Among female mice, the H2A.Z protein was associated with fear sensitivity. FLORENCE TANG/THE VARSITY

Post-traumatic stress disorder (PTSD) is a mental health condition that may emerge after a traumatic experience, such as natural disasters, accidents, war, or violence. People with PTSD may have intrusive memories of the trauma and develop strong negative reactions, such as anxiety, toward mild stimuli.

Women are twice as likely as men to have PTSD. In fact, it is estimated that 10–12 per cent of women develop PTSD in their lives — compared to just five to six per cent of men — and the effect of PTSD tends to last longer in women. 

In a recent Nature study, a group of UTM researchers led by professor of psychology Dr. Iva B. Zovkic reported on a protein in the brain that may play a role in the sex difference of PTSD and other fear-related disorders. 

It is important to note that differential experiences of PTSD may not completely be explained by physiology — non-biological factors such as gender socialization can play a role, which this study does not address.

Fear among mice

This protein, called H2A.Z, is a histone variant implicated in the formation and retention of memories. Histones are the proteins that strands of DNA wrap around to form chromosomes. The reduction of this protein in the brain has been found to enhance fear memory in male mice. The researchers sought to discover whether the reduction or deletion of this protein affects female mice in a similar way.

In a simple fear conditioning test, male and female mice in a chamber were allowed to roam freely before they were subjected to a mild stressor and later removed from the chamber. The next day, when put back in the same chamber, all mice show a fear response, where they froze in place instead of exploring as usual. 

This freezing behaviour is measured as a proxy of their fear memory. As expected, male mice with H2A.Z deletion showed a greater fear memory than control male mice.
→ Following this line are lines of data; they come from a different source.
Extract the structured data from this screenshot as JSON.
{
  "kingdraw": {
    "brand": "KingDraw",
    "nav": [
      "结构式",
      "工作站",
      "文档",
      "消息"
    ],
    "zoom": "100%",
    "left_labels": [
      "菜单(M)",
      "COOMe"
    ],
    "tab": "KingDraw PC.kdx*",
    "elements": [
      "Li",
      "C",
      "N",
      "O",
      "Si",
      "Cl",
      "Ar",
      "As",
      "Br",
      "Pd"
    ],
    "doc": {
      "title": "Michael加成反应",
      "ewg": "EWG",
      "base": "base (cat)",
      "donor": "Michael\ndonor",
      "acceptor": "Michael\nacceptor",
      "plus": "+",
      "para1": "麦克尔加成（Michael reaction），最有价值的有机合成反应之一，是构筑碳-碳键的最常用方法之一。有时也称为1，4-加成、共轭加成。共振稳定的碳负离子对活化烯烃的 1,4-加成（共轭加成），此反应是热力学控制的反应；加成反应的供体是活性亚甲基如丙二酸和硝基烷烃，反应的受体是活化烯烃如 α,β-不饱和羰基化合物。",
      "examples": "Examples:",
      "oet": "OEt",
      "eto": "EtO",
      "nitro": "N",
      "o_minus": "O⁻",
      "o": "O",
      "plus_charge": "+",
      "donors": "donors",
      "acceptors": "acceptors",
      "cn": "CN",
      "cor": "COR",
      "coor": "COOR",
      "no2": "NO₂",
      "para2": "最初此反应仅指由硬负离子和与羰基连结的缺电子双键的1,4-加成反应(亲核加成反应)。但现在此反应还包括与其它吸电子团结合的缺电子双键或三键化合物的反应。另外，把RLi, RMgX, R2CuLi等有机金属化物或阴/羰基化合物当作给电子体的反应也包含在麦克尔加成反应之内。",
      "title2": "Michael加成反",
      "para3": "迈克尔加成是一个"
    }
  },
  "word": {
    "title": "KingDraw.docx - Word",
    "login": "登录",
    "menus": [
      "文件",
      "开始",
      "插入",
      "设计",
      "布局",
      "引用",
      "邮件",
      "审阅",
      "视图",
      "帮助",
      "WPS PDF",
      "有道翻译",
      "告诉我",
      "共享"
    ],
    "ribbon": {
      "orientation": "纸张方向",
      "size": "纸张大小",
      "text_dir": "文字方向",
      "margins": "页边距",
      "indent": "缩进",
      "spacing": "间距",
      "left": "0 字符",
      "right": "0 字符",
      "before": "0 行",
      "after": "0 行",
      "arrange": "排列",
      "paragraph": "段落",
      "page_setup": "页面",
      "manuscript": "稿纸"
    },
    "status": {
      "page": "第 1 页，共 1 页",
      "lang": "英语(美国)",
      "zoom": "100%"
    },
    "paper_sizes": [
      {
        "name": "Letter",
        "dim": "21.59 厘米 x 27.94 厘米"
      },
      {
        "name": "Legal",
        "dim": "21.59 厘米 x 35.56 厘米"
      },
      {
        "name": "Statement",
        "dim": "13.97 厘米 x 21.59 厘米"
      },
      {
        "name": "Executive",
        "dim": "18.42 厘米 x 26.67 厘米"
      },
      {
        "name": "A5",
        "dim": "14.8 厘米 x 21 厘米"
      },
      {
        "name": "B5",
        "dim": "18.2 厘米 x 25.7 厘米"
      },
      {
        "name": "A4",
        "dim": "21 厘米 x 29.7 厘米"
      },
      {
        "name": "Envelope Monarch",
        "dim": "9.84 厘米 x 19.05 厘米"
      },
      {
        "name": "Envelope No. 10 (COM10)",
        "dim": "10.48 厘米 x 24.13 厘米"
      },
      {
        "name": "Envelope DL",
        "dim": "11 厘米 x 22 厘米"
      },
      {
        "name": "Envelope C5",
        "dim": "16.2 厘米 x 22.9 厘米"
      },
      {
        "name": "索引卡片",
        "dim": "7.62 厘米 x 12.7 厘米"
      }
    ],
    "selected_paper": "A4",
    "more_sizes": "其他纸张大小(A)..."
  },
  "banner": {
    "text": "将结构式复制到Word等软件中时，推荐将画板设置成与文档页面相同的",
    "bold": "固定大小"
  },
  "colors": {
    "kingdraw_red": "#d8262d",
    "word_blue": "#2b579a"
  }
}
But surprisingly, H2A.Z deletion had no influence on fear memory of female mice. This hints at the sex-specific effects of this protein on fear memory. 

To model a PTSD-triggering situation, the researchers dialed up the stressors. This time, mice received 10 mild stressors randomly spaced in an hour. The next day, mice were returned to the same chamber, and their freezing behaviour was measured as a proxy of their fear sensitization. 

No difference was found between the H2A.Z-deletion group and the control group in male mice. However, there was a significant difference between the two groups in female mice. The female mice with H2A.Z deletion exhibited reduced fear sensitization compared to the control group. This shows that the reduction of this protein has a protective effect on female mouse models of PTSD.

To understand the observed sex-specific effects of the protein, the researchers found that H2A.Z has higher binding to several genes that are associated with memory in the hippocampi of female mice. This indicates that there may be higher levels of H2A.Z in female mice and points to H2A.Z as a potential therapeutic target for alleviating PTSD-related conditions in women.

Physiological differences in human brains

These findings may be relevant to humans, in which H2A.Z is also present. H2A.Z is involved in the regulation of transcription and DNA repair, and has been similarly implicated in diverse biological processes, including memory.

Physiologically, trauma is shown to have divergent effects in male and female brains. The hypothalamus-pituitary axis, which is a central stress response system, seems to be more sensitized in female brains, while the hyperarousal system, which leads to heightened state of anxiety, appears to be more sensitized in male brains.

These sex differences in responses to stress and trauma, observed in both mice and humans, point to a potential need for sex-specific therapies in treating PTSD. Currently, there are a variety of treatments for PTSD, including cognitive behavioural therapy and pharmacotherapy. While women and men may respond differently to PTSD therapies, the current literature regarding the sex differences in therapy outcomes is largely limited and warrants further investigation.